The Bring Your Own Beverage Conversation: Do you have repetitive words and phrases in your head or on your lips that label you negatively? Write a list of them. Do you have any big emotions you wish you didn’t have? Write a list. Use your list with either visualization, sitting quietly for 5 or 10 minutes and letting them clear out your mind of the labels, the painful feelings, and help you move forward. How did you feel after completing the exercise?

 

Remember that you have worth simply because you’re on this planet! #Ihaveworth

 

The F Word: Frailty

 

I’m just coming through another one of the times that tries my soul: a Fibromyalgia flare. If you’re not familiar with Fibromyalgia, it’s a chronic pain and fatigue condition allegedly caused by an overactive/oversensitive Central Nervous System. It can be managed to some extent on a daily basis, but the owner of the aforementioned Frailty doesn’t know from day to day whether it will be a good day or a bad day, a normal pain and fatigue day or an F word day (er, of course I meant Frailty there…..)

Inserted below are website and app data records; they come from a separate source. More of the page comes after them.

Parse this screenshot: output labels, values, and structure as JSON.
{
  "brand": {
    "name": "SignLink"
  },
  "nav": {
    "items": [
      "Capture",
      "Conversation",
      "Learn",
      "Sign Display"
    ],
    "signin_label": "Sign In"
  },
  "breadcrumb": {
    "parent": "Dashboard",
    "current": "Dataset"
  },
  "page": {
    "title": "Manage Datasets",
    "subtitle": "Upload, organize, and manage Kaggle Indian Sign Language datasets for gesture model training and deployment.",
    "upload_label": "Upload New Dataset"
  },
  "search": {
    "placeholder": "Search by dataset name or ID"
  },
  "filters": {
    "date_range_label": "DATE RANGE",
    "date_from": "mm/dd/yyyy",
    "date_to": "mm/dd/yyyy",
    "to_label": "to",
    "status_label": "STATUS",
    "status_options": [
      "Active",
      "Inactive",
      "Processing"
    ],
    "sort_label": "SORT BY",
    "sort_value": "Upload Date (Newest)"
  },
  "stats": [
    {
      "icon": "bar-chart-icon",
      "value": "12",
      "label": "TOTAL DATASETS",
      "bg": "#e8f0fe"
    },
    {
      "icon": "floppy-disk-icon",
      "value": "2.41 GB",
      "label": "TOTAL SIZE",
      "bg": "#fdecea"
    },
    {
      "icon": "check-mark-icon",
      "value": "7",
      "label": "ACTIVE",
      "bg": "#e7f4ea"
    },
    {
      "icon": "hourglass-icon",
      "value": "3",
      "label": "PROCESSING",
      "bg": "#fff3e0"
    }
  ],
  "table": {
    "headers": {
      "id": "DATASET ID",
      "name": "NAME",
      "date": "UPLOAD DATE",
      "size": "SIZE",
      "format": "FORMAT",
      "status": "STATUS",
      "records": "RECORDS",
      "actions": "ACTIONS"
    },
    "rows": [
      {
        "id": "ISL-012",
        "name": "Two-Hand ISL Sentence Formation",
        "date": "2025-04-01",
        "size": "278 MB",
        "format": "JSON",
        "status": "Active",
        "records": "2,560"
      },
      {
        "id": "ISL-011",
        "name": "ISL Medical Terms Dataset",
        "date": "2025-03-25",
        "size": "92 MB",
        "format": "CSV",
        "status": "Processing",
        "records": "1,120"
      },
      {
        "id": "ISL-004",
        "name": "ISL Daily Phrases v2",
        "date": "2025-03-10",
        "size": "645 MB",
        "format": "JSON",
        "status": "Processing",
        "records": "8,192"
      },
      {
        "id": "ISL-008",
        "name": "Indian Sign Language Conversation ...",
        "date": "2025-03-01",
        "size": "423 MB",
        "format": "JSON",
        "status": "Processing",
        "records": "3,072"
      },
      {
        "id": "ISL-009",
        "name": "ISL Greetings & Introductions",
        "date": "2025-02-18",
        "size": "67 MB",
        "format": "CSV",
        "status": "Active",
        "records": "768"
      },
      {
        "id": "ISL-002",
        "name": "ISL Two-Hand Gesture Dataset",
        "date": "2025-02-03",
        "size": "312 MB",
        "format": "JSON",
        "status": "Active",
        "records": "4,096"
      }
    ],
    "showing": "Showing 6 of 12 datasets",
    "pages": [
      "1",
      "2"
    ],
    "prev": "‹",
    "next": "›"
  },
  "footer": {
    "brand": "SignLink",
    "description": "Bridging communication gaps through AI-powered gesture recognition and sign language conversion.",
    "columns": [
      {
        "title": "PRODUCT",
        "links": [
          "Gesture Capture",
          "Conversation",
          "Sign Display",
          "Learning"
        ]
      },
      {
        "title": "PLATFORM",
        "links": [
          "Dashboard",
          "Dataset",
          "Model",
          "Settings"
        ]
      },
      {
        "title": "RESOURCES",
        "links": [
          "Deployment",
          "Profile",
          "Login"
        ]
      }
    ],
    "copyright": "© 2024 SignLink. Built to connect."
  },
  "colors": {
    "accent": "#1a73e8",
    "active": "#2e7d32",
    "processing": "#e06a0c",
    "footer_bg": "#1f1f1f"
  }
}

A few weeks ago I hit the perfect storm for a flare–the decision to have my 14 1/2 year old dog euthanized, the 5th anniversary of my sister’s death, among other things. Even weather changes seem to contribute. A bad day turned into bad weeks. It seemed like sleeping and trying to ease the extreme pain of this unwelcome flare were the only goals I could work toward. I had no extra brain cells to use.

I hate this scenario, one that I revisit on an unexpected basis, though it feels more like it drops in on me like a surprise guest–“Here I am! Hope you don’t mind if I drop in unexpectedly to stay awhile and change every plan you’ve made for what is as yet an undetermined amount of time!”

It’s brutal.

And how I tend to treat myself during this state of Frailty is brutal too. I tell myself I’m useless. I tell myself it’s my fault, I must not be doing something right or this wouldn’t happen to my brain and body. I get angry. I get sad. I feel sorry for myself, and then I get angry at myself for feeling sorry for myself, and that makes me sad. It’s a real party of one.

This particular flare was so bad that the friend I rent from told me she actually came in to see if I was still breathing. (And here my imagination goes a little TV Fabulous and sees her leaning across my curled body with a tiny makeup mirror to see if I have breath to fog it or is it necessary to call 911, at which point she looks around at the shoes, books, and electronic devices tumbled by my bed that the paramedics would need to navigate and decides it’s better to just close the door and let nature take its course.)

Frailty. It’s a big bad word to me that begins to define my worth and take me to a dark place of Not Good Enough and Worthless and Too Weak. And–dare I say it–UNPRODUCTIVE. (GASP!!)

Once I realize the party is headed for StinkTown, one thing I do is to allow the words of self-flagellation to fly at me but simply glance off. To recognize that while this Frailty may derail me for a time it won’t shut down the railway altogether–I have a temporary Out Of Service sticker on my forehead, but in time it will lose its sticky and the train of my body and brain will begin to run again.

A couple of things I like to do for myself in these times: I’m a fan of visualizing. Whatever makes sense to you will be the best, but for me I actually visualize myself with big pieces of crumpled paper being blown at me like I’m in a storm, and on those papers  are the negative words and phrases written in large, dark print. They hit me but then continue on in the wind past me. They don’t stick. I also love to listen to affirmations. My favorite at the moment is from Belleruth Naparstek, “Healing Trauma.” Her CDs usually have an intro, a guided imagery segment, and then an affirmations segment. The affirmations in her voice are deeply soothing to my mean-spirited brain, and help me treat myself more gently.

IMPORTANT: all this takes practice. When you try to change your thinking be gentle with yourself–it won’t change at once.

The BringYourOwnBeverageConversation: What do you see as your frailties? What frailties cause you to belittle yourself? I saw as I wrote this post just how big of a deal being Nonproductive is for me, and how little grace I give myself when I need it.

Hope to hear from you!